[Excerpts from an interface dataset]
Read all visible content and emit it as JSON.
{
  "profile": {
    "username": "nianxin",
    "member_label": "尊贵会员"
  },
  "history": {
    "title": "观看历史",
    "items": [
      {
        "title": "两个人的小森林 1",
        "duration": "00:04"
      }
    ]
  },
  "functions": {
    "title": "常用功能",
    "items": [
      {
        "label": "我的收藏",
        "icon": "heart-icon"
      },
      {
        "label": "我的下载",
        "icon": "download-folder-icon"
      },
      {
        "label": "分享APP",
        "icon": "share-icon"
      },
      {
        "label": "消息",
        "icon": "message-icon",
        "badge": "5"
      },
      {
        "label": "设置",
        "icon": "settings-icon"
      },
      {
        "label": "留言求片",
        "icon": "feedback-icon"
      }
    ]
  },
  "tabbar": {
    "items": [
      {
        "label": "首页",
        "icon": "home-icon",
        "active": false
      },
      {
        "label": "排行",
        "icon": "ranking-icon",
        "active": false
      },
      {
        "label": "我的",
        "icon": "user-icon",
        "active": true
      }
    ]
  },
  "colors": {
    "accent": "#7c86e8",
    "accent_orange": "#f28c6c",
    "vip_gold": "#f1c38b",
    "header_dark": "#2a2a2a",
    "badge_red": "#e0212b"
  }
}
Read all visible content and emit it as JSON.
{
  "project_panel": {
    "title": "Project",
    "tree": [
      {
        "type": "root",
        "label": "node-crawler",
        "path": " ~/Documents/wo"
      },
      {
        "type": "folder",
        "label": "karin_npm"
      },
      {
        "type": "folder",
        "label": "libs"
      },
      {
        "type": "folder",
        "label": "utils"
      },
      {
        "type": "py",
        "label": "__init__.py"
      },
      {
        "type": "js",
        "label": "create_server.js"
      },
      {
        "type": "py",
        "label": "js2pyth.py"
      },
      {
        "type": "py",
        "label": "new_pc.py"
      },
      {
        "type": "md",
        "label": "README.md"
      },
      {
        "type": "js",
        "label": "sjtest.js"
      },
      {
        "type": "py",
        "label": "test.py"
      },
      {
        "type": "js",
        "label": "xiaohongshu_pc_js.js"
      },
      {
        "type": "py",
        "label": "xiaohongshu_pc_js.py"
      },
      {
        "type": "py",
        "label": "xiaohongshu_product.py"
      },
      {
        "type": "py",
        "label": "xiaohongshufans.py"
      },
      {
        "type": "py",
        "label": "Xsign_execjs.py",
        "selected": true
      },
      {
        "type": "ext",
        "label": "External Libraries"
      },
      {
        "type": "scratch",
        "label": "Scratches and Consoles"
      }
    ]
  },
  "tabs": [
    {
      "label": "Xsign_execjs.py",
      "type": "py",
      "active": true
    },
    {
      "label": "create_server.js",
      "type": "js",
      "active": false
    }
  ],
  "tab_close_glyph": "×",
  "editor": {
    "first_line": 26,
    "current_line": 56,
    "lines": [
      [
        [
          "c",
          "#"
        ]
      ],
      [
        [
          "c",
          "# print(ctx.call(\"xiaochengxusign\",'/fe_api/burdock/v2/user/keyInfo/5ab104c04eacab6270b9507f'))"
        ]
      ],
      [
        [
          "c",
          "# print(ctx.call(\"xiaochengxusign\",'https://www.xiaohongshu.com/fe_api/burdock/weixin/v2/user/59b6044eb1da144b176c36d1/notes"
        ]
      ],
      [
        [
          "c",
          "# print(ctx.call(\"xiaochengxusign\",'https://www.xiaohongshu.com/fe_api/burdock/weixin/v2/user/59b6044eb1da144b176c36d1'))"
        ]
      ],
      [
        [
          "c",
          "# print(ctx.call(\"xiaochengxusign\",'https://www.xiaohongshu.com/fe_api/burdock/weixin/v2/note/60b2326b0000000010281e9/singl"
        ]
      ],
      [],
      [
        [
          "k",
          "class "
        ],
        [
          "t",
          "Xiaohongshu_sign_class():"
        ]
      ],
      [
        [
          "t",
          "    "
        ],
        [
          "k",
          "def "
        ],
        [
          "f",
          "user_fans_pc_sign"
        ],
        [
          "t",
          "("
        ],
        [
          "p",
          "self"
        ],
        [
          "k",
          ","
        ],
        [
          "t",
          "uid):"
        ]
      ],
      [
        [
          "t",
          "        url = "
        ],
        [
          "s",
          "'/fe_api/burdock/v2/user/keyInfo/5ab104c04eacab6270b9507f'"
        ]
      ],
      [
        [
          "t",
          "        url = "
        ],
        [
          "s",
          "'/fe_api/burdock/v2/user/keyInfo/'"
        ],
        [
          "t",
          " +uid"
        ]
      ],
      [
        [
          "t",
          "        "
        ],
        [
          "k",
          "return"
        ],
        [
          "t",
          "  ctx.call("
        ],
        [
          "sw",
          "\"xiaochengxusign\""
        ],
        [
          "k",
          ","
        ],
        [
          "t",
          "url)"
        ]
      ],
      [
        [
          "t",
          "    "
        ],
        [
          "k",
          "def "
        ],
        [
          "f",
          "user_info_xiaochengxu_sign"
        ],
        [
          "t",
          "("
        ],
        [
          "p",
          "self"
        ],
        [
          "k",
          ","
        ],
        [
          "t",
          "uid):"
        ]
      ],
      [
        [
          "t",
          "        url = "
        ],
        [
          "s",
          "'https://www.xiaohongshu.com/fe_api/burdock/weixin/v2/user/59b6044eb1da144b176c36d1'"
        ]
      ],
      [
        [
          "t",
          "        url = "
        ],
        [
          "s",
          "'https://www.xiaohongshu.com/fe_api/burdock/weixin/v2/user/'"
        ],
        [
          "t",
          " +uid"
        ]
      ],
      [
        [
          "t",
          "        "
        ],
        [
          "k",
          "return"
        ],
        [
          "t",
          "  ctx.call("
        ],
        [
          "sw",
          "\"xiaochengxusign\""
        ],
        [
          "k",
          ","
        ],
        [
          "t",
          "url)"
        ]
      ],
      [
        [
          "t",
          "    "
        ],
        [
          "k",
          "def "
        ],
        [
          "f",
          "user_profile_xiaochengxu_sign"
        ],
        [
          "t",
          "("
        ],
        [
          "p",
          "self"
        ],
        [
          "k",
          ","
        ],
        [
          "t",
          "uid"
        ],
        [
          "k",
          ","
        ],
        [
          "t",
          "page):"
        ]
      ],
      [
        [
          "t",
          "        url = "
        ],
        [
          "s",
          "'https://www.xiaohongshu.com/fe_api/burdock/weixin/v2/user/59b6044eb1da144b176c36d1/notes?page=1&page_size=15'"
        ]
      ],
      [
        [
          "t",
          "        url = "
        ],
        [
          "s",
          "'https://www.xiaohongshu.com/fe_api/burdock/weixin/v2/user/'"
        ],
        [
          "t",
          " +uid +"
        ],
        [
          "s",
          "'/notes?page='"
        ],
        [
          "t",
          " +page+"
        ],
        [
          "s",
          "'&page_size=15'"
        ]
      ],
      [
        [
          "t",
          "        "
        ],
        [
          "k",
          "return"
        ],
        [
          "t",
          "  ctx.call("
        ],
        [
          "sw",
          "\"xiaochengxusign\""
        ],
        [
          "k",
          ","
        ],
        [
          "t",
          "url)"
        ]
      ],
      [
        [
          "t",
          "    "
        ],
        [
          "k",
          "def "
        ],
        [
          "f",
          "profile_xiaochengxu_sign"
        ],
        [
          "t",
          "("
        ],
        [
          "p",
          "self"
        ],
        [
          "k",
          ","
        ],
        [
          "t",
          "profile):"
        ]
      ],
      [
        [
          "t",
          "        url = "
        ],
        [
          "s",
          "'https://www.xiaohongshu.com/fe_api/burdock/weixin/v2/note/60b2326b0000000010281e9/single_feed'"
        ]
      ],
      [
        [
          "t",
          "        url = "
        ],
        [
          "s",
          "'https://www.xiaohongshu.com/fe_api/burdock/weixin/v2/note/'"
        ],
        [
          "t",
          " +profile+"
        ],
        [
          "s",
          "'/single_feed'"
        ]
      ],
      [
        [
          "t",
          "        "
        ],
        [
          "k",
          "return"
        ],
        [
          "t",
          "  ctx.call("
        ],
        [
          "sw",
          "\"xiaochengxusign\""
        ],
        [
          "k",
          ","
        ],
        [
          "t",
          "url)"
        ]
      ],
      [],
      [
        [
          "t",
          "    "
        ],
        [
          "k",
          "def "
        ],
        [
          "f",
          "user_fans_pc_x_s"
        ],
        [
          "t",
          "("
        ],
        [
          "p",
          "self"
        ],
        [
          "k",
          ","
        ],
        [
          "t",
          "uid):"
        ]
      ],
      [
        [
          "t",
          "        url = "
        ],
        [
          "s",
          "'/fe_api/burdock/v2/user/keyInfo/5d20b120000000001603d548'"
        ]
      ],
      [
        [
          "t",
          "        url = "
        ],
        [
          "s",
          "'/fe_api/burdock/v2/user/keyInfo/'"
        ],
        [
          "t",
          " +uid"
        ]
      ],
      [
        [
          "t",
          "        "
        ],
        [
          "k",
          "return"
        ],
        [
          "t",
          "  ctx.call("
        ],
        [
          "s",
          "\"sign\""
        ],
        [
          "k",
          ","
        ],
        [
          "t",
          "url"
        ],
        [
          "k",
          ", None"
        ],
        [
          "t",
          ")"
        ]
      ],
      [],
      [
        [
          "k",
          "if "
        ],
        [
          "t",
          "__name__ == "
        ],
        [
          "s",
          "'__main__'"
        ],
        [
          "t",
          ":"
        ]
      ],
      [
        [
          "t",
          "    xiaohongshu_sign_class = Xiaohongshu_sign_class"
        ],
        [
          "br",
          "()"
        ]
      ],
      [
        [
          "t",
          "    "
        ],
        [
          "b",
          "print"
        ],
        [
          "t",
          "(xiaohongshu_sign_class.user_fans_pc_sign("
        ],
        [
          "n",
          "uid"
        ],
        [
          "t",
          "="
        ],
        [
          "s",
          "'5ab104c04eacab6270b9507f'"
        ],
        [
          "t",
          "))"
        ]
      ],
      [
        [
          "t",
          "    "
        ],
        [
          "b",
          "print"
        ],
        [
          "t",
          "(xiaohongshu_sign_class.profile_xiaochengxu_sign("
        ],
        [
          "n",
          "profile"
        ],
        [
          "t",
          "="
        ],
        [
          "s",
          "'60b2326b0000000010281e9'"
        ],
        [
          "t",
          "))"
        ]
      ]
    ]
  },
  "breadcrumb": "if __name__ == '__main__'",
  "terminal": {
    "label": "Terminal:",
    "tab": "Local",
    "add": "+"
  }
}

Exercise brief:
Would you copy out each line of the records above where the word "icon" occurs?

Expected output:
        "icon": "heart-icon"
        "icon": "download-folder-icon"
        "icon": "share-icon"
        "icon": "message-icon",
        "icon": "settings-icon"
        "icon": "feedback-icon"
        "icon": "home-icon",
        "icon": "ranking-icon",
        "icon": "user-icon",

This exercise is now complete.